As far as data collection goes, the blog posts are not too difficult because their comments sections are relatively small. These are not particularly cumbersome and can be done by hand. The forums, however, have hundreds of posts, so I am still considering how to collected and categorize each user and their opinions.
We created a comparison of Obama and Trump’s State of the Union speeches and found some interesting word use comparisons. Obama appears to use the term “know” more often than Trump, and has a more even vocabulary distribution across the whole speech than Trump. Trump tends to use similar words in high concentration in small sections as he moves through the speech. It is also interesting to note that Trump name drops enemy forces, such as ISIS and North Korea in a good chunk of the end of the speech. Both Trump and Obama use “America(n)(s)” a significant number of times, as well as “taxes,” although Trump does say “taxes” almost twice as much as Obama.
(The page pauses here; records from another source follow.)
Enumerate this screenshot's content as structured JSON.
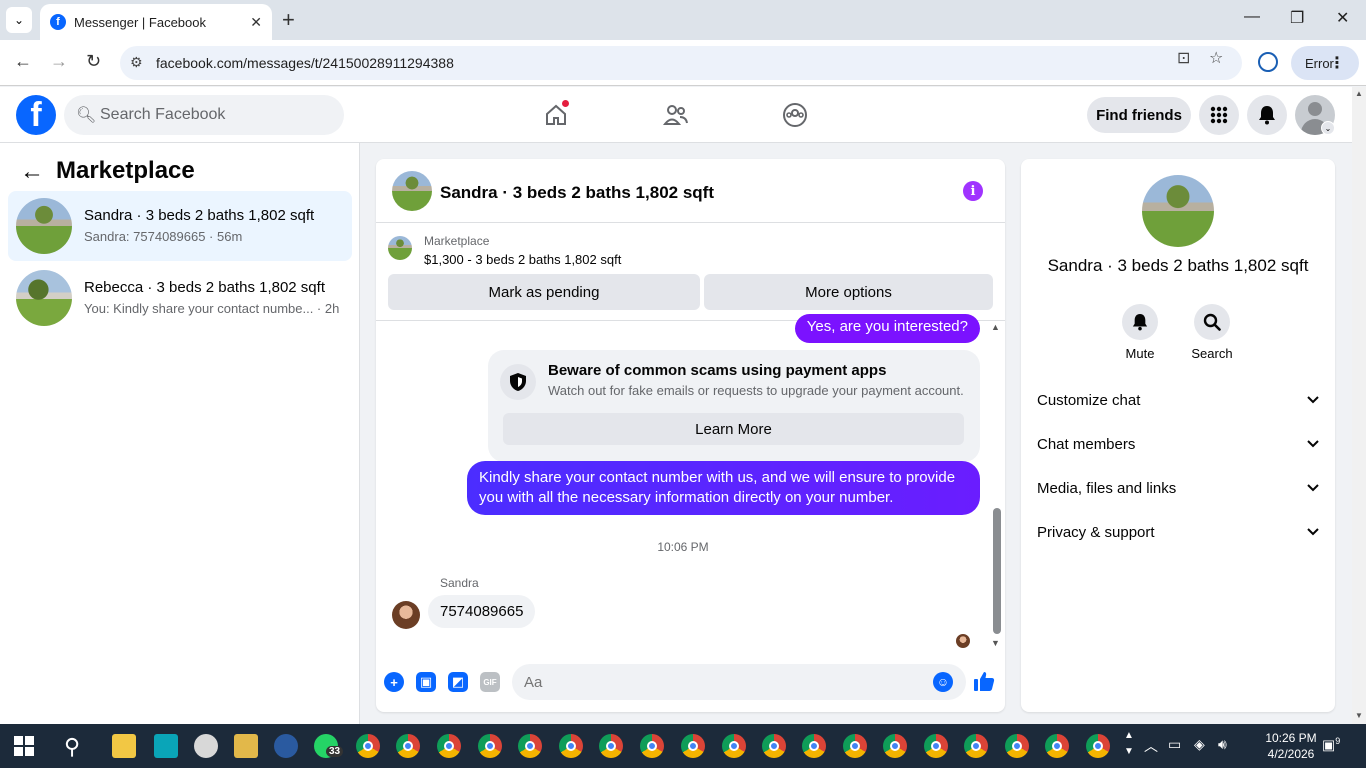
{
  "browser": {
    "tab_title": "Messenger | Facebook",
    "url": "facebook.com/messages/t/24150028911294388",
    "error_label": "Error"
  },
  "fb_header": {
    "search_placeholder": "Search Facebook",
    "find_friends": "Find friends"
  },
  "sidebar": {
    "title": "Marketplace",
    "conversations": [
      {
        "title": "Sandra · 3 beds 2 baths 1,802 sqft",
        "snippet": "Sandra: 7574089665 · 56m"
      },
      {
        "title": "Rebecca · 3 beds 2 baths 1,802 sqft",
        "snippet": "You: Kindly share your contact numbe... · 2h"
      }
    ]
  },
  "chat": {
    "title": "Sandra · 3 beds 2 baths 1,802 sqft",
    "marketplace_label": "Marketplace",
    "listing": "$1,300 - 3 beds 2 baths 1,802 sqft",
    "mark_pending": "Mark as pending",
    "more_options": "More options",
    "messages": {
      "out1": "Yes, are you interested?",
      "scam_title": "Beware of common scams using payment apps",
      "scam_body": "Watch out for fake emails or requests to upgrade your payment account.",
      "learn_more": "Learn More",
      "out2": "Kindly share your contact number with us, and we will ensure to provide you with all the necessary information directly on your number.",
      "timestamp": "10:06 PM",
      "sender": "Sandra",
      "in1": "7574089665"
    },
    "input_placeholder": "Aa"
  },
  "right_panel": {
    "name": "Sandra · 3 beds 2 baths 1,802 sqft",
    "mute": "Mute",
    "search": "Search",
    "sections": [
      "Customize chat",
      "Chat members",
      "Media, files and links",
      "Privacy & support"
    ]
  },
  "taskbar": {
    "whatsapp_badge": "33",
    "time": "10:26 PM",
    "date": "4/2/2026",
    "notif_count": "9"
  },
  "colors": {
    "fb_blue": "#0866ff",
    "out_bubble": "#7b12ff",
    "info_purple": "#a033ff"
  }
}
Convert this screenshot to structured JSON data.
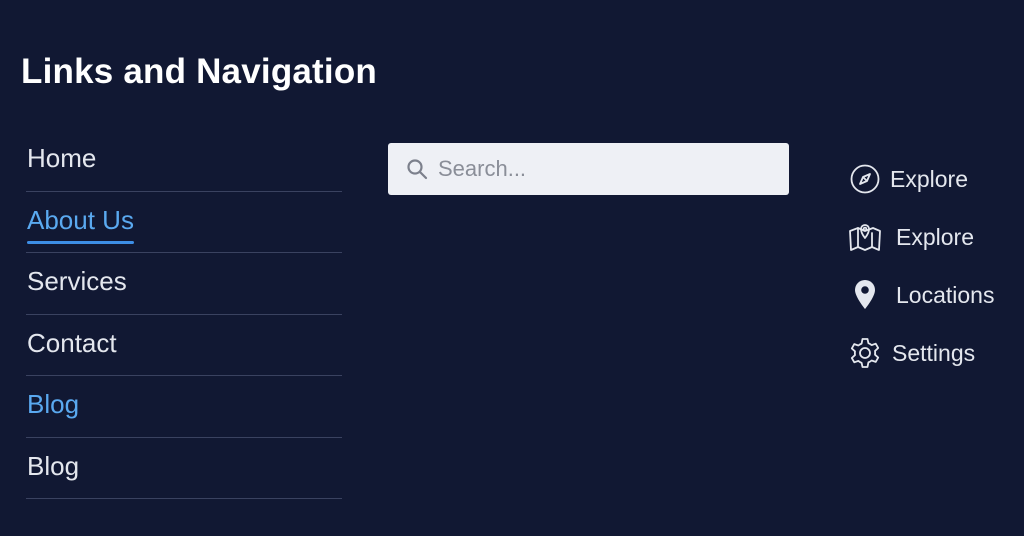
{
  "page": {
    "title": "Links and Navigation"
  },
  "nav": {
    "items": [
      {
        "label": "Home",
        "state": "default"
      },
      {
        "label": "About Us",
        "state": "active"
      },
      {
        "label": "Services",
        "state": "default"
      },
      {
        "label": "Contact",
        "state": "default"
      },
      {
        "label": "Blog",
        "state": "highlight"
      },
      {
        "label": "Blog",
        "state": "default"
      }
    ]
  },
  "search": {
    "placeholder": "Search...",
    "value": "",
    "icon": "search-icon"
  },
  "side_links": {
    "items": [
      {
        "label": "Explore",
        "icon": "compass-icon"
      },
      {
        "label": "Explore",
        "icon": "map-icon"
      },
      {
        "label": "Locations",
        "icon": "location-pin-icon"
      },
      {
        "label": "Settings",
        "icon": "gear-icon"
      }
    ]
  },
  "colors": {
    "background": "#111833",
    "accent": "#3d8ee6",
    "link_highlight": "#5aa9f0",
    "text": "#e4e7ee",
    "search_bg": "#eef0f5"
  }
}
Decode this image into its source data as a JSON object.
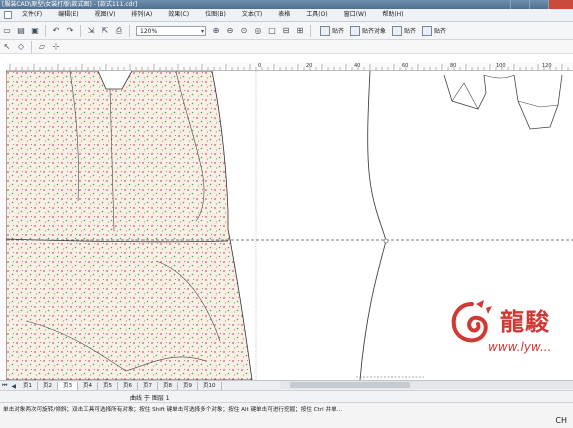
{
  "window": {
    "title": "[服装CAD\\原型\\女装打版\\款式图] - [款式111.cdr]"
  },
  "menu": {
    "items": [
      "文件(F)",
      "编辑(E)",
      "视图(V)",
      "排列(A)",
      "效果(C)",
      "位图(B)",
      "文本(T)",
      "表格",
      "工具(O)",
      "窗口(W)",
      "帮助(H)"
    ]
  },
  "toolbar": {
    "zoom": "120%",
    "snap_buttons": [
      "贴齐",
      "贴齐对象",
      "贴齐",
      "贴齐"
    ]
  },
  "ruler": {
    "top_ticks": [
      "0",
      "20",
      "40",
      "60",
      "80",
      "100",
      "120"
    ]
  },
  "pages": {
    "tabs": [
      "页1",
      "页2",
      "页3",
      "页4",
      "页5",
      "页6",
      "页7",
      "页8",
      "页9",
      "页10"
    ],
    "active_index": 2
  },
  "info": {
    "object_status": "曲线 于 图层 1"
  },
  "status": {
    "hint": "单击对象两次可旋转/倾斜；双击工具可选择所有对象；按住 Shift 键单击可选择多个对象；按住 Alt 键单击可进行挖掘；按住 Ctrl 并单..."
  },
  "brand": {
    "cn": "龍駿",
    "url": "www.lyw...",
    "corner": "CH"
  },
  "colors": {
    "fabric_dot_red": "#e05064",
    "fabric_dot_green": "#5aa05a",
    "fabric_bg": "#f6f0e6",
    "brand_red": "#d13a34",
    "title_bar": "#5b7b9d"
  }
}
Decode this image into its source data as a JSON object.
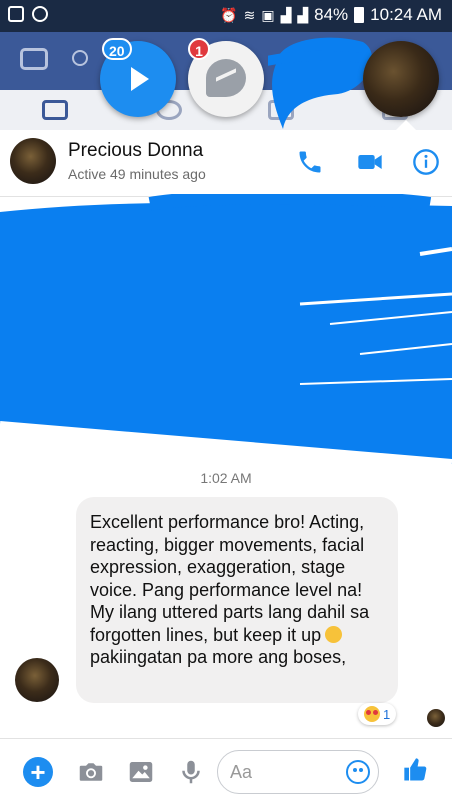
{
  "status_bar": {
    "battery": "84%",
    "time": "10:24 AM"
  },
  "chat_heads": {
    "play_badge": "20",
    "messenger_badge": "1"
  },
  "contact": {
    "name": "Precious Donna",
    "status": "Active 49 minutes ago"
  },
  "conversation": {
    "timestamp": "1:02 AM",
    "message_text": "Excellent performance bro! Acting, reacting, bigger movements, facial expression, exaggeration, stage voice. Pang performance level na! My ilang uttered parts lang dahil sa forgotten lines, but keep it up",
    "message_text_end": "pakiingatan pa more ang boses,",
    "reaction_count": "1"
  },
  "composer": {
    "placeholder": "Aa"
  },
  "colors": {
    "messenger_blue": "#1d8df0",
    "scribble_blue": "#0a7ff0",
    "facebook_blue": "#3b5998",
    "badge_red": "#e0393e"
  }
}
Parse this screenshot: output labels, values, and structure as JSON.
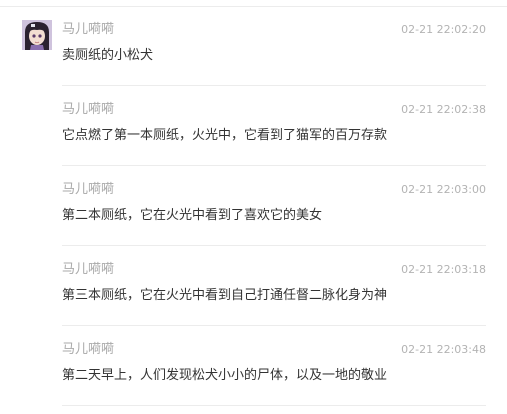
{
  "messages": [
    {
      "user": "马儿嗬嗬",
      "time": "02-21 22:02:20",
      "text": "卖厕纸的小松犬"
    },
    {
      "user": "马儿嗬嗬",
      "time": "02-21 22:02:38",
      "text": "它点燃了第一本厕纸，火光中，它看到了猫军的百万存款"
    },
    {
      "user": "马儿嗬嗬",
      "time": "02-21 22:03:00",
      "text": "第二本厕纸，它在火光中看到了喜欢它的美女"
    },
    {
      "user": "马儿嗬嗬",
      "time": "02-21 22:03:18",
      "text": "第三本厕纸，它在火光中看到自己打通任督二脉化身为神"
    },
    {
      "user": "马儿嗬嗬",
      "time": "02-21 22:03:48",
      "text": "第二天早上，人们发现松犬小小的尸体，以及一地的敬业"
    }
  ]
}
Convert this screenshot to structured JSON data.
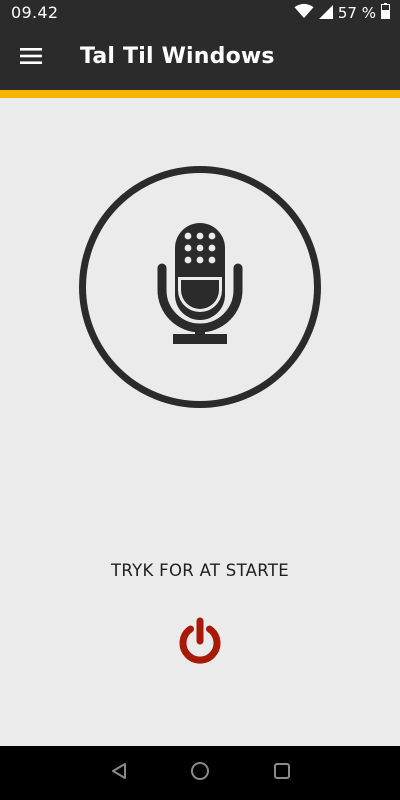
{
  "status_bar": {
    "time": "09.42",
    "battery_percent": "57 %",
    "icons": [
      "wifi-icon",
      "cell-signal-icon",
      "battery-icon"
    ]
  },
  "app_bar": {
    "title": "Tal Til Windows",
    "menu_icon": "hamburger-menu-icon"
  },
  "main": {
    "mic_icon": "microphone-icon",
    "start_label": "TRYK FOR AT STARTE",
    "power_icon": "power-icon"
  },
  "nav_bar": {
    "icons": [
      "back-icon",
      "home-icon",
      "recents-icon"
    ]
  },
  "colors": {
    "bar": "#2b2b2b",
    "accent": "#f6b400",
    "background": "#ebebeb",
    "power": "#a81a08"
  }
}
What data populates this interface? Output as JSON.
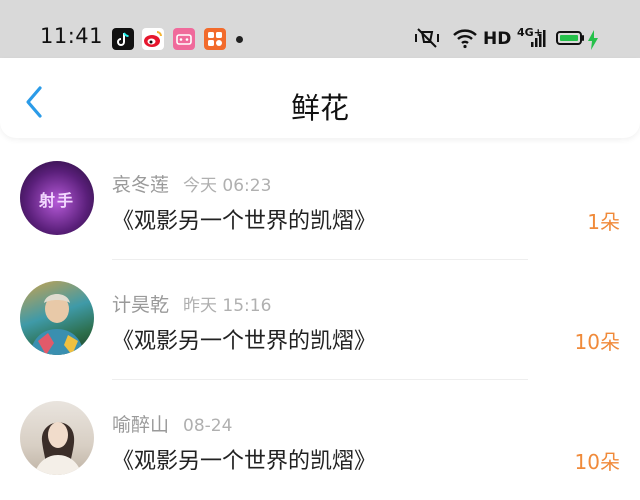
{
  "status_bar": {
    "time": "11:41",
    "apps": [
      {
        "name": "tiktok-app-icon",
        "color": "#111111"
      },
      {
        "name": "weibo-app-icon",
        "color": "#f4b32f"
      },
      {
        "name": "pink-app-icon",
        "color": "#f06a9b"
      },
      {
        "name": "orange-app-icon",
        "color": "#f26b2c"
      }
    ],
    "network_hd": "HD",
    "network_type": "4G+",
    "battery_color": "#25c04a"
  },
  "header": {
    "title": "鲜花",
    "back_icon": "chevron-left-icon",
    "accent_color": "#2b9be8"
  },
  "items": [
    {
      "name": "哀冬莲",
      "date": "今天 06:23",
      "title": "《观影另一个世界的凯熠》",
      "amount": "1朵",
      "avatar_text": "射手"
    },
    {
      "name": "计昊乾",
      "date": "昨天 15:16",
      "title": "《观影另一个世界的凯熠》",
      "amount": "10朵"
    },
    {
      "name": "喻醉山",
      "date": "08-24",
      "title": "《观影另一个世界的凯熠》",
      "amount": "10朵"
    }
  ],
  "colors": {
    "amount": "#f08a3a",
    "meta": "#9a9a9a"
  }
}
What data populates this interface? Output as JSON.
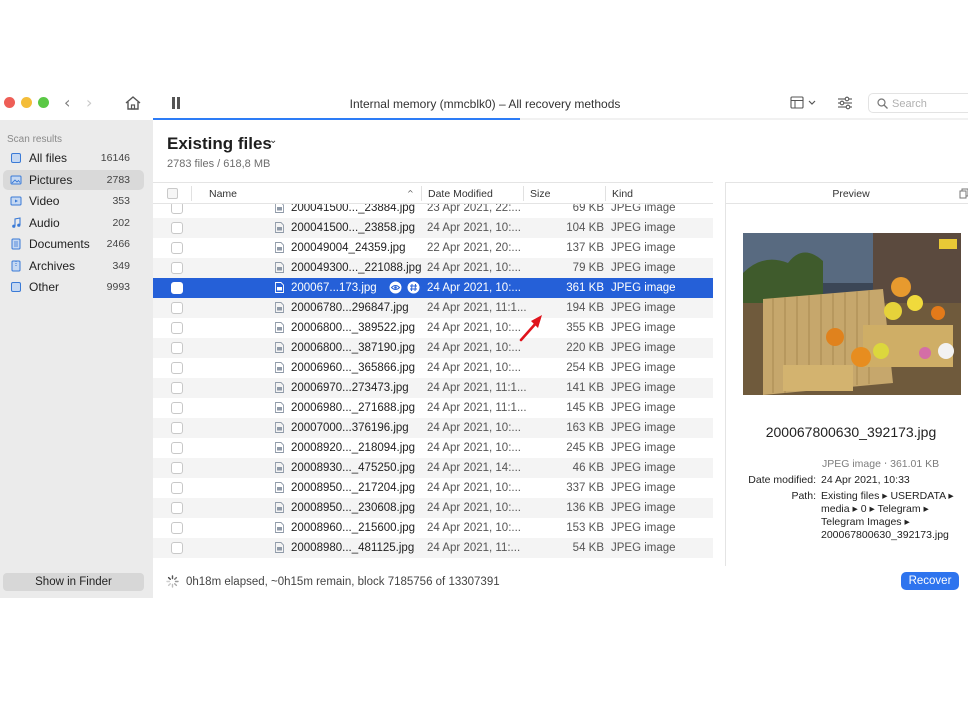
{
  "window": {
    "title": "Internal memory (mmcblk0) – All recovery methods",
    "scan_progress_percent": 45
  },
  "search": {
    "placeholder": "Search"
  },
  "sidebar": {
    "heading": "Scan results",
    "items": [
      {
        "label": "All files",
        "count": "16146",
        "icon": "files-icon"
      },
      {
        "label": "Pictures",
        "count": "2783",
        "icon": "pictures-icon",
        "selected": true
      },
      {
        "label": "Video",
        "count": "353",
        "icon": "video-icon"
      },
      {
        "label": "Audio",
        "count": "202",
        "icon": "audio-icon"
      },
      {
        "label": "Documents",
        "count": "2466",
        "icon": "documents-icon"
      },
      {
        "label": "Archives",
        "count": "349",
        "icon": "archives-icon"
      },
      {
        "label": "Other",
        "count": "9993",
        "icon": "other-icon"
      }
    ],
    "show_in_finder": "Show in Finder"
  },
  "main": {
    "title": "Existing files",
    "subtitle": "2783 files / 618,8 MB",
    "columns": {
      "name": "Name",
      "date": "Date Modified",
      "size": "Size",
      "kind": "Kind"
    },
    "rows": [
      {
        "name": "200041500..._23884.jpg",
        "date": "23 Apr 2021, 22:...",
        "size": "69 KB",
        "kind": "JPEG image"
      },
      {
        "name": "200041500..._23858.jpg",
        "date": "24 Apr 2021, 10:...",
        "size": "104 KB",
        "kind": "JPEG image"
      },
      {
        "name": "200049004_24359.jpg",
        "date": "22 Apr 2021, 20:...",
        "size": "137 KB",
        "kind": "JPEG image"
      },
      {
        "name": "200049300..._221088.jpg",
        "date": "24 Apr 2021, 10:...",
        "size": "79 KB",
        "kind": "JPEG image"
      },
      {
        "name": "200067...173.jpg",
        "date": "24 Apr 2021, 10:...",
        "size": "361 KB",
        "kind": "JPEG image",
        "selected": true
      },
      {
        "name": "20006780...296847.jpg",
        "date": "24 Apr 2021, 11:1...",
        "size": "194 KB",
        "kind": "JPEG image"
      },
      {
        "name": "20006800..._389522.jpg",
        "date": "24 Apr 2021, 10:...",
        "size": "355 KB",
        "kind": "JPEG image"
      },
      {
        "name": "20006800..._387190.jpg",
        "date": "24 Apr 2021, 10:...",
        "size": "220 KB",
        "kind": "JPEG image"
      },
      {
        "name": "20006960..._365866.jpg",
        "date": "24 Apr 2021, 10:...",
        "size": "254 KB",
        "kind": "JPEG image"
      },
      {
        "name": "20006970...273473.jpg",
        "date": "24 Apr 2021, 11:1...",
        "size": "141 KB",
        "kind": "JPEG image"
      },
      {
        "name": "20006980..._271688.jpg",
        "date": "24 Apr 2021, 11:1...",
        "size": "145 KB",
        "kind": "JPEG image"
      },
      {
        "name": "20007000...376196.jpg",
        "date": "24 Apr 2021, 10:...",
        "size": "163 KB",
        "kind": "JPEG image"
      },
      {
        "name": "20008920..._218094.jpg",
        "date": "24 Apr 2021, 10:...",
        "size": "245 KB",
        "kind": "JPEG image"
      },
      {
        "name": "20008930..._475250.jpg",
        "date": "24 Apr 2021, 14:...",
        "size": "46 KB",
        "kind": "JPEG image"
      },
      {
        "name": "20008950..._217204.jpg",
        "date": "24 Apr 2021, 10:...",
        "size": "337 KB",
        "kind": "JPEG image"
      },
      {
        "name": "20008950..._230608.jpg",
        "date": "24 Apr 2021, 10:...",
        "size": "136 KB",
        "kind": "JPEG image"
      },
      {
        "name": "20008960..._215600.jpg",
        "date": "24 Apr 2021, 10:...",
        "size": "153 KB",
        "kind": "JPEG image"
      },
      {
        "name": "20008980..._481125.jpg",
        "date": "24 Apr 2021, 11:...",
        "size": "54 KB",
        "kind": "JPEG image"
      }
    ]
  },
  "preview": {
    "heading": "Preview",
    "filename": "200067800630_392173.jpg",
    "type_size": "JPEG image ‧ 361.01 KB",
    "date_label": "Date modified:",
    "date_value": "24 Apr 2021, 10:33",
    "path_label": "Path:",
    "path_value": "Existing files ▸ USERDATA ▸ media ▸ 0 ▸ Telegram ▸ Telegram Images ▸ 200067800630_392173.jpg"
  },
  "status": {
    "text": "0h18m elapsed, ~0h15m remain, block 7185756 of 13307391",
    "recover_label": "Recover"
  },
  "colors": {
    "accent": "#2560d8",
    "button": "#2e74ee",
    "pointer": "#e0141c"
  }
}
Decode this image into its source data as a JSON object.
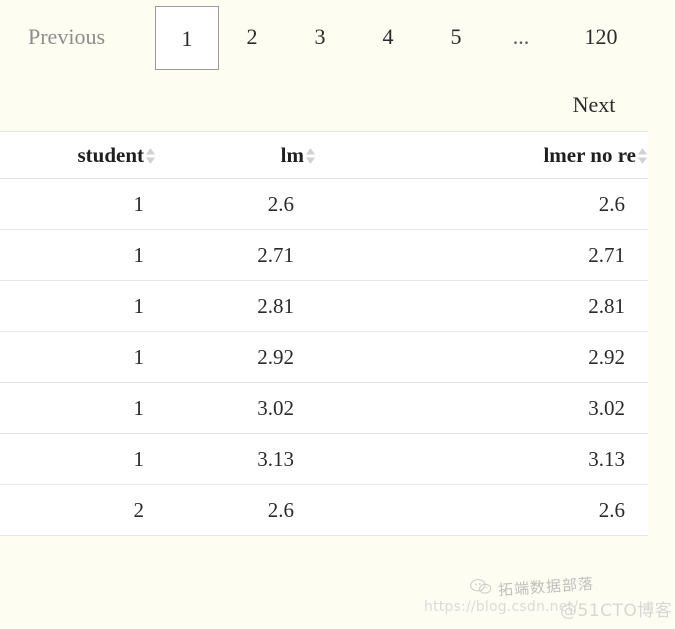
{
  "pagination": {
    "previous_label": "Previous",
    "next_label": "Next",
    "ellipsis": "...",
    "pages": [
      "1",
      "2",
      "3",
      "4",
      "5"
    ],
    "last_page": "120",
    "active_page": "1",
    "active_border_color": "#9b9b9b",
    "disabled_color": "#8d8d8d"
  },
  "table": {
    "columns": [
      {
        "label": "student",
        "sort_icon": "sort-updown-icon"
      },
      {
        "label": "lm",
        "sort_icon": "sort-updown-icon"
      },
      {
        "label": "lmer no re",
        "sort_icon": "sort-updown-icon"
      }
    ],
    "rows": [
      {
        "student": "1",
        "lm": "2.6",
        "lmer_no_re": "2.6"
      },
      {
        "student": "1",
        "lm": "2.71",
        "lmer_no_re": "2.71"
      },
      {
        "student": "1",
        "lm": "2.81",
        "lmer_no_re": "2.81"
      },
      {
        "student": "1",
        "lm": "2.92",
        "lmer_no_re": "2.92"
      },
      {
        "student": "1",
        "lm": "3.02",
        "lmer_no_re": "3.02"
      },
      {
        "student": "1",
        "lm": "3.13",
        "lmer_no_re": "3.13"
      },
      {
        "student": "2",
        "lm": "2.6",
        "lmer_no_re": "2.6"
      }
    ]
  },
  "watermark": {
    "brand": "拓端数据部落",
    "url": "https://blog.csdn.net/",
    "cto": "@51CTO博客",
    "logo_icon": "wechat-icon"
  },
  "theme": {
    "page_background": "#fdfdf2",
    "table_background": "#ffffff",
    "row_border": "#e6e6e6",
    "text_color": "#2a2a2a"
  }
}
This coursebook actually surprised me. Given the terrible user interface, I was concerned that this was going to be either wildly disorganized and full of irrelevant content. However, upon looking further into the content, this may be one of the favorite things we’ve read this semester. The tools introduced, particularly Voyant-Tools seems really useful for what I’m doing. The explanations of issues of interpreting text in digital humanities, particularly the problems inherent in the interpretation of data.
The tools introduced in this text, like MALLET and Paper Machines seem super useful. I think the data cleaning/training information in the first article is way more thorough and useful, though.
This article points out some important intricacies of the problems in interpreting textual data. As Brett says, STEM students have way more experience in understanding problematic data, but I feel that a little bit of logical thinking should be enough to help a person legit results.
Really great examples of not only how to use MALLET, but also how to interpret data. Lots of different types of graphs.